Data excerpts
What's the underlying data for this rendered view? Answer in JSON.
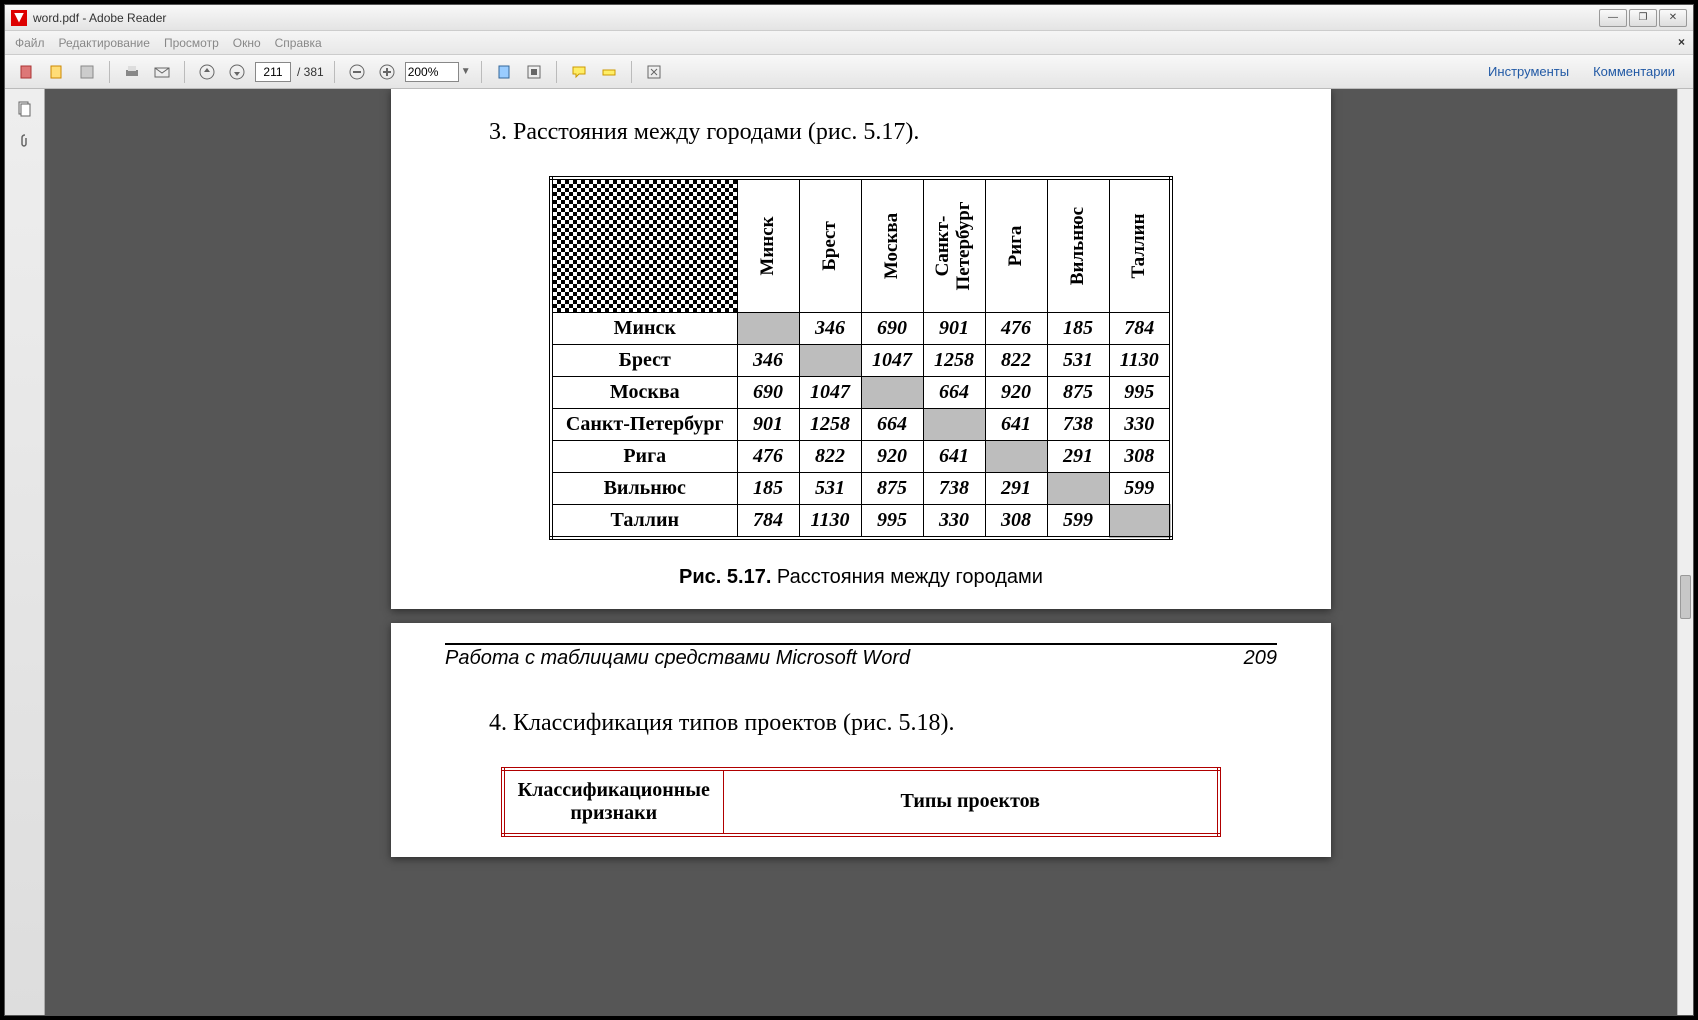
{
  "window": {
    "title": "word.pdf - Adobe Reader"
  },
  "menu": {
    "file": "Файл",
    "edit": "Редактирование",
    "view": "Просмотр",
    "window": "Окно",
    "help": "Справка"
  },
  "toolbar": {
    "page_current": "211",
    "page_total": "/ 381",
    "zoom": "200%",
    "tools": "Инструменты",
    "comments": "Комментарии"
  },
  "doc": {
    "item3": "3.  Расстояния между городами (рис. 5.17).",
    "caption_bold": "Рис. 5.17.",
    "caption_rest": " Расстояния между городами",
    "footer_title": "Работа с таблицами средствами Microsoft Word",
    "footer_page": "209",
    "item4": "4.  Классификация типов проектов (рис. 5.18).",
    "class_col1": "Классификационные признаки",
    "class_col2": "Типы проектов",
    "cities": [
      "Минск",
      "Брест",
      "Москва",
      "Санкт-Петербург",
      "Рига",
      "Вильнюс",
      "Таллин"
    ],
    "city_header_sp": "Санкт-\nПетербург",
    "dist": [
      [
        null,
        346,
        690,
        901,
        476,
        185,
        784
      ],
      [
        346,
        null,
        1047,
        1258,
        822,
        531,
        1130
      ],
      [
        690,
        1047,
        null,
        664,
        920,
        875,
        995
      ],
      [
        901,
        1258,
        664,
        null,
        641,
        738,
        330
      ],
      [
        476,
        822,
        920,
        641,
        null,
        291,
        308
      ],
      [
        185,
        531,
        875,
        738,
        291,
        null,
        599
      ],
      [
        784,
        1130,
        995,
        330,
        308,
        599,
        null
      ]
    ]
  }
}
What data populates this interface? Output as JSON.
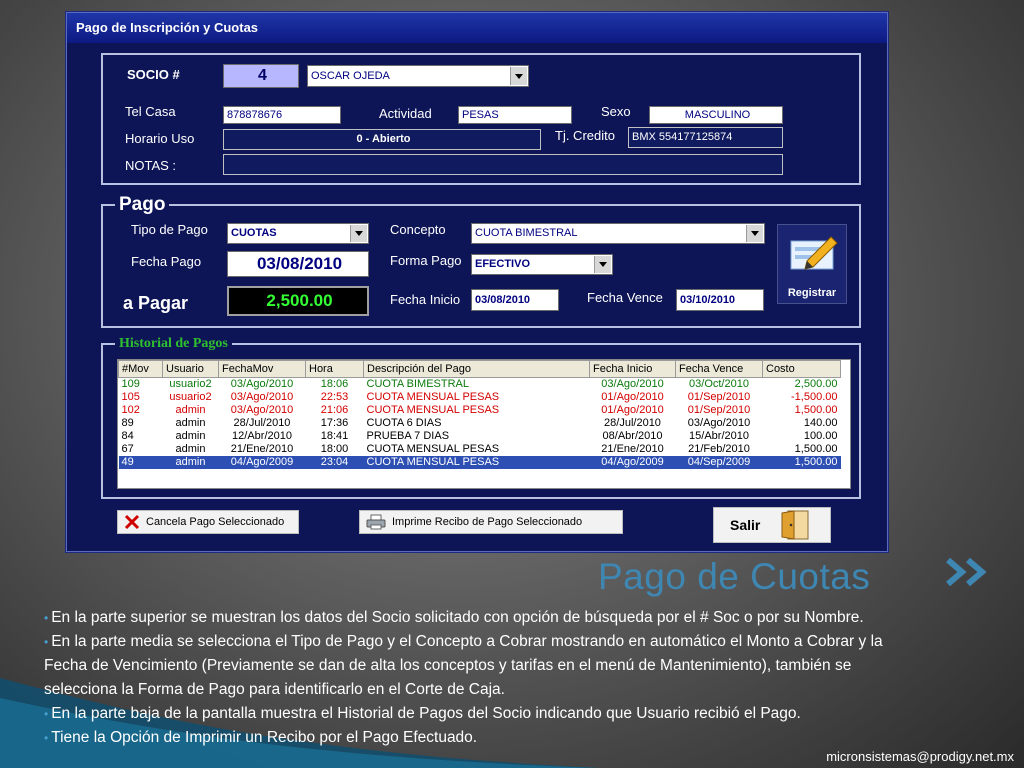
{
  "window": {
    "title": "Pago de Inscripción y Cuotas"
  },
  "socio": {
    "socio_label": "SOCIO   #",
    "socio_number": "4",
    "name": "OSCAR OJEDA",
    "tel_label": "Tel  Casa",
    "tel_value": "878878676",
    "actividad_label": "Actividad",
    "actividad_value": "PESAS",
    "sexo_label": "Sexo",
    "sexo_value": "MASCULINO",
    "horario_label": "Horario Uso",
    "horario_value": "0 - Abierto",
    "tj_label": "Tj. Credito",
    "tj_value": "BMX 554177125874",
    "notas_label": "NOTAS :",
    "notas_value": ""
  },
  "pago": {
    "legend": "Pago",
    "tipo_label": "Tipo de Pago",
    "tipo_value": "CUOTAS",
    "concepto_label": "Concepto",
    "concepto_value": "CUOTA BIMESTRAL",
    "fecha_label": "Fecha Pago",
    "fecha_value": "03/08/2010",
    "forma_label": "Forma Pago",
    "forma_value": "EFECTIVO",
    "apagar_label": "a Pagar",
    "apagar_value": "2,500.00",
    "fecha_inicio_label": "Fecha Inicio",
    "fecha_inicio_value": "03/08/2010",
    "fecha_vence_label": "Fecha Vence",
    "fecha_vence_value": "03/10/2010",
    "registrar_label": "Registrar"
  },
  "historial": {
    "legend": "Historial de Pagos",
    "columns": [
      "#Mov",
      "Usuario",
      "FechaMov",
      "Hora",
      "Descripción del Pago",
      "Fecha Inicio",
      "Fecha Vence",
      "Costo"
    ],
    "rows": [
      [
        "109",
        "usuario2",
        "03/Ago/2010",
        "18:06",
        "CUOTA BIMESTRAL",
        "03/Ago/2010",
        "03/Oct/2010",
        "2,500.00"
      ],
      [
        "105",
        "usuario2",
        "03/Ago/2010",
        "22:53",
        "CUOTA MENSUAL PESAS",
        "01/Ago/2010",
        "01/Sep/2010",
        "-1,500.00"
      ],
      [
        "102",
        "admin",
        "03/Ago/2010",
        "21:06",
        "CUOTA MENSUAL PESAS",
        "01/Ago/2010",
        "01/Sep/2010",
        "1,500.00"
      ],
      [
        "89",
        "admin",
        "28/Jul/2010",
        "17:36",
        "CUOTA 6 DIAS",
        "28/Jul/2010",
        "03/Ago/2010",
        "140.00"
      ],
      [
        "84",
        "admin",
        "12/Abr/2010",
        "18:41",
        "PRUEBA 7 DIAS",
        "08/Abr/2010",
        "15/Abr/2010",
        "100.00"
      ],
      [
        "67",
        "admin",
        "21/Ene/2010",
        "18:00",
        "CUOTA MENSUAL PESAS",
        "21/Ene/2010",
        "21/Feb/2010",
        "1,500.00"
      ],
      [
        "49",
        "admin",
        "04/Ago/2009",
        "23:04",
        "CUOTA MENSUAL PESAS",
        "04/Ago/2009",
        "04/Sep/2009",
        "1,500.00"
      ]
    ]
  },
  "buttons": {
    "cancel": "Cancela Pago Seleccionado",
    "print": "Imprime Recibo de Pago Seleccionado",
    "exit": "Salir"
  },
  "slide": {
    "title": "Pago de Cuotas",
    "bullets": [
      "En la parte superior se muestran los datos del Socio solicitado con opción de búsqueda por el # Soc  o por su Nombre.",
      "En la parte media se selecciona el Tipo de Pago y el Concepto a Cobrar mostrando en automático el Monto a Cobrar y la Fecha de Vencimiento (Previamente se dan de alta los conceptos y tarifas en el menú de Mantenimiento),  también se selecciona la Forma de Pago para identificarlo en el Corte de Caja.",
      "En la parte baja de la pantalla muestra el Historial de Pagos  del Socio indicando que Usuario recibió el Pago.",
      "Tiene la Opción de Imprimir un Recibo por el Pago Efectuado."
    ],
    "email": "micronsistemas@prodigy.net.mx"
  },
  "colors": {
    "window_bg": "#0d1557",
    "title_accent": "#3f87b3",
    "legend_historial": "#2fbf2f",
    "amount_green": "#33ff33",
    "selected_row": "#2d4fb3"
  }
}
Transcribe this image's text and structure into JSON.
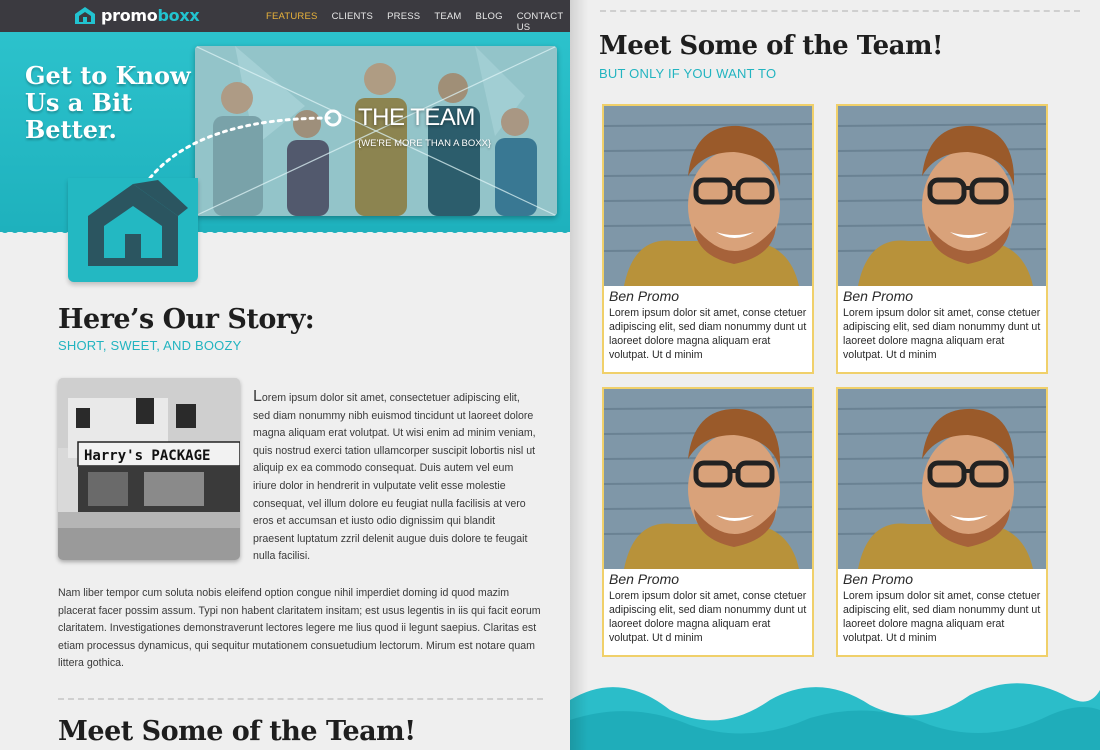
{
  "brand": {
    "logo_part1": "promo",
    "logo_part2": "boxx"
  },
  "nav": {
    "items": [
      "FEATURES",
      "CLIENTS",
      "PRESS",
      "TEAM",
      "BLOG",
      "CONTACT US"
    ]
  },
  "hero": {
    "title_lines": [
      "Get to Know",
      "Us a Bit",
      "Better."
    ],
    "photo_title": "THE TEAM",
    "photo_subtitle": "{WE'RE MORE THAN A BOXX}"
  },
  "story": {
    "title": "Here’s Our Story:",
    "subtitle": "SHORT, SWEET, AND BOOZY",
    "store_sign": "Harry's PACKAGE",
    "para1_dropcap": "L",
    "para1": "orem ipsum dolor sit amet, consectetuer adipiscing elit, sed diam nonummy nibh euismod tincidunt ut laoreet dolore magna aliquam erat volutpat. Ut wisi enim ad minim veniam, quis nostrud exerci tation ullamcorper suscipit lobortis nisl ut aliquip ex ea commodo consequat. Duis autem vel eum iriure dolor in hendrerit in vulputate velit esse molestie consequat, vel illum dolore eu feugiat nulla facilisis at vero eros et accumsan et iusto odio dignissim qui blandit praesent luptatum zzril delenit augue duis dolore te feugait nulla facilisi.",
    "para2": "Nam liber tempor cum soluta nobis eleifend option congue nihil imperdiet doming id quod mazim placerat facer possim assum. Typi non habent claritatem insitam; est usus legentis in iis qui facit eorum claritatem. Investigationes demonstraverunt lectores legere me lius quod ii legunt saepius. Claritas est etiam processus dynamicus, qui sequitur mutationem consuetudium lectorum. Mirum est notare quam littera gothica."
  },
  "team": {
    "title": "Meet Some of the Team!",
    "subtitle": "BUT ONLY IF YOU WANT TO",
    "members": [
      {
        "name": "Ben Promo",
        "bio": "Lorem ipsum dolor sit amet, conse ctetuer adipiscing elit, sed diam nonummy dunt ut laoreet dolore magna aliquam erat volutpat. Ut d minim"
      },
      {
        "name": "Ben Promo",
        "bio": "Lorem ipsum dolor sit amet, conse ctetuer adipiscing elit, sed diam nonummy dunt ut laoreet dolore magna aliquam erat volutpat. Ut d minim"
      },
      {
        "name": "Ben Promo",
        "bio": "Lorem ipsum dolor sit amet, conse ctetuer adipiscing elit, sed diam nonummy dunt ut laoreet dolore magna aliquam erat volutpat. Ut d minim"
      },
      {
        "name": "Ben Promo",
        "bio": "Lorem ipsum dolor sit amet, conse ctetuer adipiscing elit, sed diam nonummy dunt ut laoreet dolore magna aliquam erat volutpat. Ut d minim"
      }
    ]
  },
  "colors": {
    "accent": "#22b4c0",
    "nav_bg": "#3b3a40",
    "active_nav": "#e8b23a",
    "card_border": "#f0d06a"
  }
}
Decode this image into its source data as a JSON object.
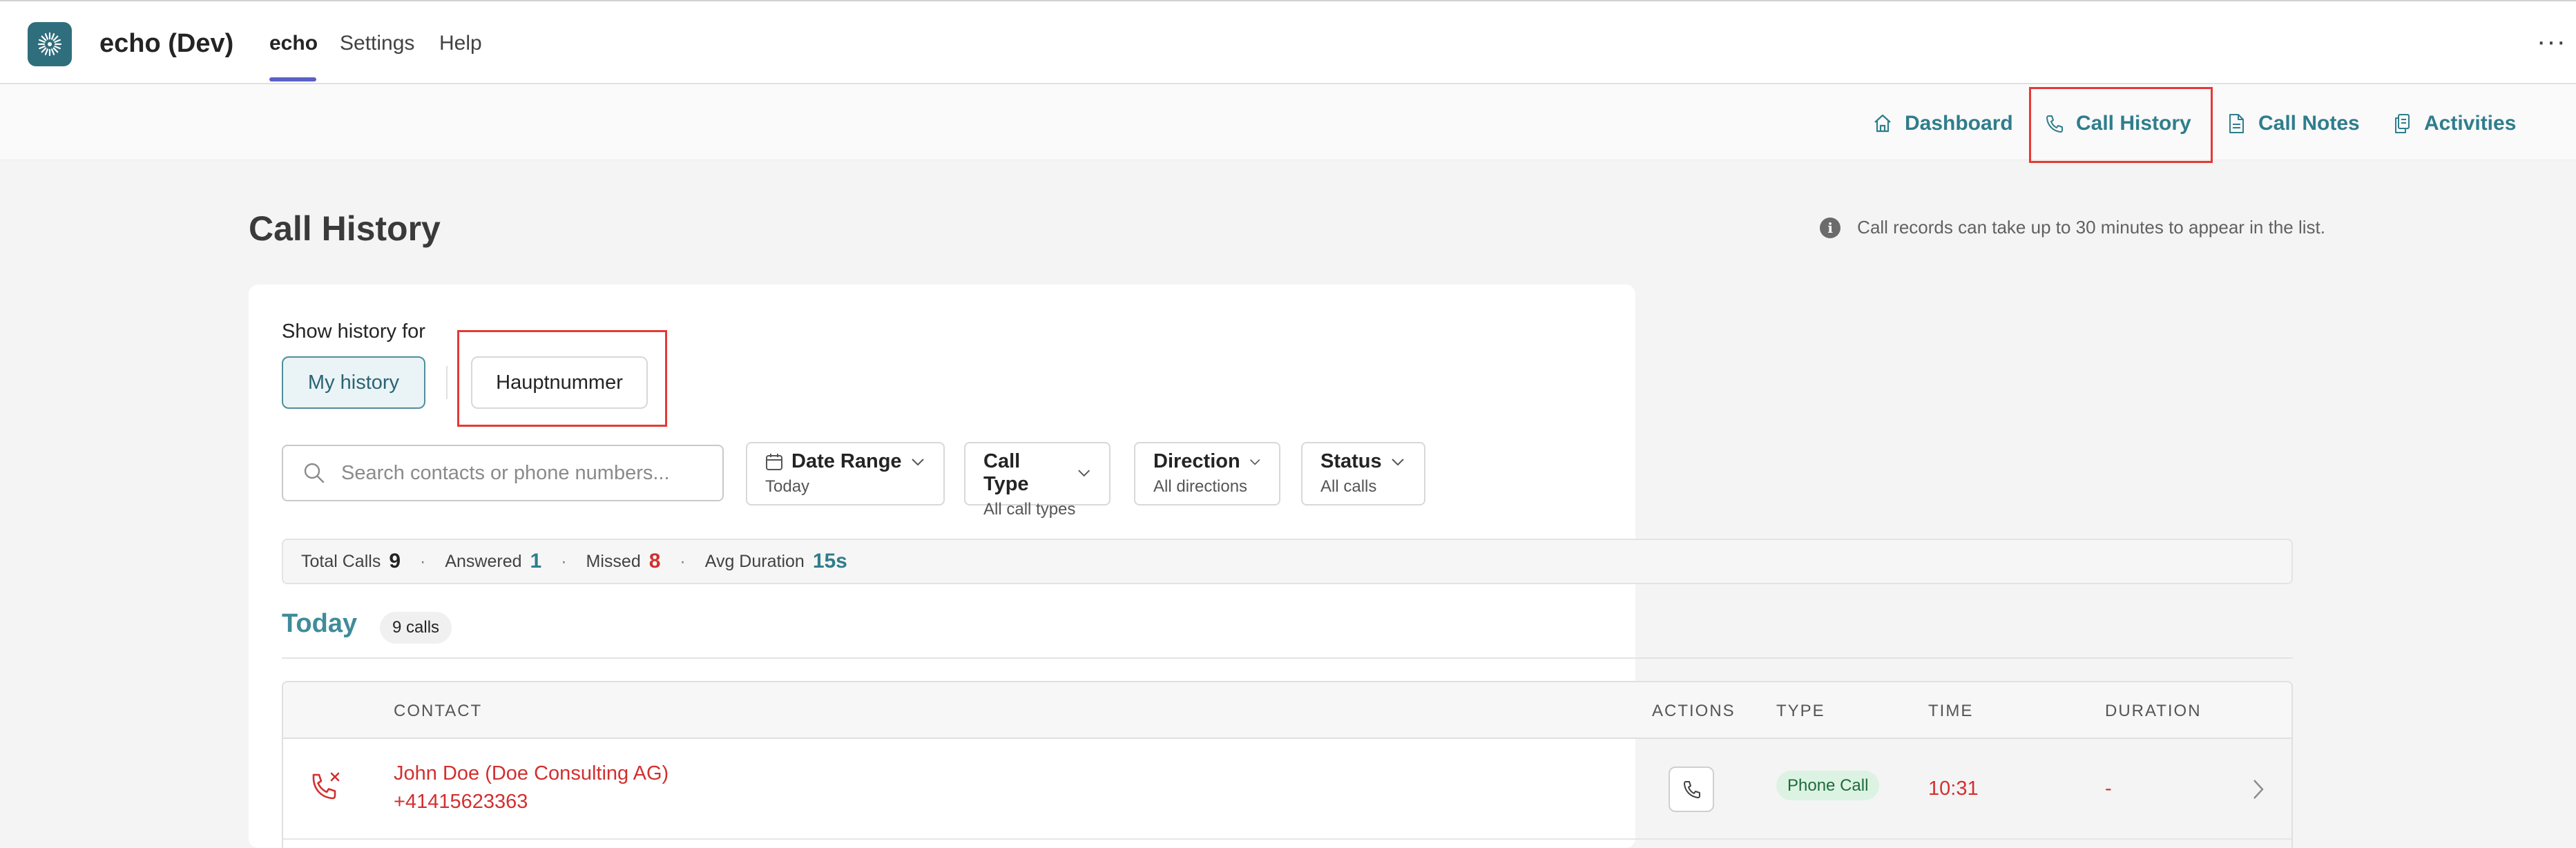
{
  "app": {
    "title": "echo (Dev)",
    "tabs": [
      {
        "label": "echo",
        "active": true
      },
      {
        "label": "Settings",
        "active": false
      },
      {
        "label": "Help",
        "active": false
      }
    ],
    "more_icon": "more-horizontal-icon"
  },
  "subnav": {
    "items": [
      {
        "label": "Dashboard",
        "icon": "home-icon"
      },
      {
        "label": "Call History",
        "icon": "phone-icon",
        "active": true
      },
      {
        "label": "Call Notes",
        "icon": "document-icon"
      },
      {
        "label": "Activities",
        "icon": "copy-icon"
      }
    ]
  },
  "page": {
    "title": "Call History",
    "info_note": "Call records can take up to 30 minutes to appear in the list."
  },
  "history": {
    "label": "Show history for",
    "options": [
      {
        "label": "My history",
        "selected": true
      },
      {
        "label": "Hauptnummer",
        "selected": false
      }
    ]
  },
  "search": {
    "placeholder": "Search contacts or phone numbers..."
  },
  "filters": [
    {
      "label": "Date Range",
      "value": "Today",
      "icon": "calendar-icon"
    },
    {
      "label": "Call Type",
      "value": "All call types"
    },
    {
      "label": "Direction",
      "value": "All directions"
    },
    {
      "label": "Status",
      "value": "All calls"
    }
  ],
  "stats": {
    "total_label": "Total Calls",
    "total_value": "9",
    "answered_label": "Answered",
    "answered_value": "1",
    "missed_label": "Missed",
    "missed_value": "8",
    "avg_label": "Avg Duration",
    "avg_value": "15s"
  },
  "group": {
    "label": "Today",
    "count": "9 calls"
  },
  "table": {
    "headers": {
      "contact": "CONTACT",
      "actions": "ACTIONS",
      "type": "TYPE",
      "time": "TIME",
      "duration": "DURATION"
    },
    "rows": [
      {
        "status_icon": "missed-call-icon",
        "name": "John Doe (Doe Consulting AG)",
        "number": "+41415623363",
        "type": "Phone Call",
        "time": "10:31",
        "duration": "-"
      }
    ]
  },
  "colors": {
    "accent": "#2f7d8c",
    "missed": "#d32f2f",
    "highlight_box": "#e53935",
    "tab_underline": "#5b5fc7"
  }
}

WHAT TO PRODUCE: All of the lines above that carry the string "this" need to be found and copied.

TASK RESULT:
What's the underlying data for this rendered view? Answer in JSON.
What data populates this interface? Output as JSON.
Transcribe this image's text and structure into JSON.
Decode this image into its source data as a JSON object.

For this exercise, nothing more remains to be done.